Conflicts of interest are so widespread in biomedical research that nearly one in four scientists have financial ties to industry, according to the findings of a new study released last month.
The study, conducted by researchers at Yale University School of Medicine and reported in the Journal of the American Medical Association, also discovered that more than two-thirds of academic institutions in the United States and Canada hold shares and other equity in firms that sponsor biomedical research.
“Financial relationships are pervasive and problematic,” the study says, warning that the research bankrolled by industry is more likely to draw conclusions favourable to commercial interests.
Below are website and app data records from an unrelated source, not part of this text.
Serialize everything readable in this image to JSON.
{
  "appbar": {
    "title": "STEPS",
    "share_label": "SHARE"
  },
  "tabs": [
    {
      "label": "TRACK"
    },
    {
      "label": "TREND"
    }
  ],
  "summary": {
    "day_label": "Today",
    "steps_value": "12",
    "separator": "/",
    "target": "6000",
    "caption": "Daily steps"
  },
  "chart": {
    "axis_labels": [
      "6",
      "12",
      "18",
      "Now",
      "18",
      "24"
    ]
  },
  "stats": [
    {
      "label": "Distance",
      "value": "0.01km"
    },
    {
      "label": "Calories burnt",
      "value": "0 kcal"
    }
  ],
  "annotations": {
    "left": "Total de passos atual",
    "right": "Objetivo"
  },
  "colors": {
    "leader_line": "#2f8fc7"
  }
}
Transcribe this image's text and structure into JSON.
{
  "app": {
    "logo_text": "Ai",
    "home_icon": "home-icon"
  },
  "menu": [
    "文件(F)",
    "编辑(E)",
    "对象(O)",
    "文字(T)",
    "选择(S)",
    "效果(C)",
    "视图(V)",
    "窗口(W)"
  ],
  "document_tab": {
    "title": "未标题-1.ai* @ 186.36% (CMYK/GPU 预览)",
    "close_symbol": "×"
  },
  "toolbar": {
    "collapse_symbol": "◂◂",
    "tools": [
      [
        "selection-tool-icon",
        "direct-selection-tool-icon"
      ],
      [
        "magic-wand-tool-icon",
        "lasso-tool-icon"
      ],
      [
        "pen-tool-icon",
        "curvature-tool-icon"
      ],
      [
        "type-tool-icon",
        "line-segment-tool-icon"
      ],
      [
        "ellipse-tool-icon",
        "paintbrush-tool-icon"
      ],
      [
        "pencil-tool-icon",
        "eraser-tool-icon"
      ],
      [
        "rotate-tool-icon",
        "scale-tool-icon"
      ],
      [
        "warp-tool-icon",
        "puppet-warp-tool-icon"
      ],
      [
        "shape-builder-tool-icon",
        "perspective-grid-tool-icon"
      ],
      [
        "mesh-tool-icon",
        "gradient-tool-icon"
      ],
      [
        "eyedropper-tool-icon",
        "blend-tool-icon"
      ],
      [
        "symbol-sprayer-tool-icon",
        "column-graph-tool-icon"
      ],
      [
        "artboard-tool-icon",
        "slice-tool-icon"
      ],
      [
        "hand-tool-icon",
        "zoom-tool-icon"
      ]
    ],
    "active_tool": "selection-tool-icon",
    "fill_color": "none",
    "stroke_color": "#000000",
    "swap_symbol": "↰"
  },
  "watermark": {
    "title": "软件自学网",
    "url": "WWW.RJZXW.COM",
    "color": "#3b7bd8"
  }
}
Justin Bekelman, one of the study’s authors, said that he and his colleagues found that not only did industrial sponsorship influence the outcome of biomedical research, but that it also affected the way clinical trials are designed. For instance, industry-sponsored studies are far more likely to compare new drugs to placebos rather than to existing medicines, a method that increases the chances of a trial producing positive results.
The study’s authors recommend that conflicts of interest between researchers, academic institutions and industry could be better managed through the creation of a public database that would include the results of all clinical trials and disclose researchers’ financial ties to industry.
But Sheldon Krimsky, an expert on conflicts of interest at Tufts University, cautioned that disclosure may not be enough.
“We would not permit a judge, for example, to have equity in a for-profit prison, even if the judge disclosed it,” Krimsky told the Chronicle of Higher Education. “And yet it seems to be that it’s OK for scientists to have equity in companies that fund their research as long as they disclose it.”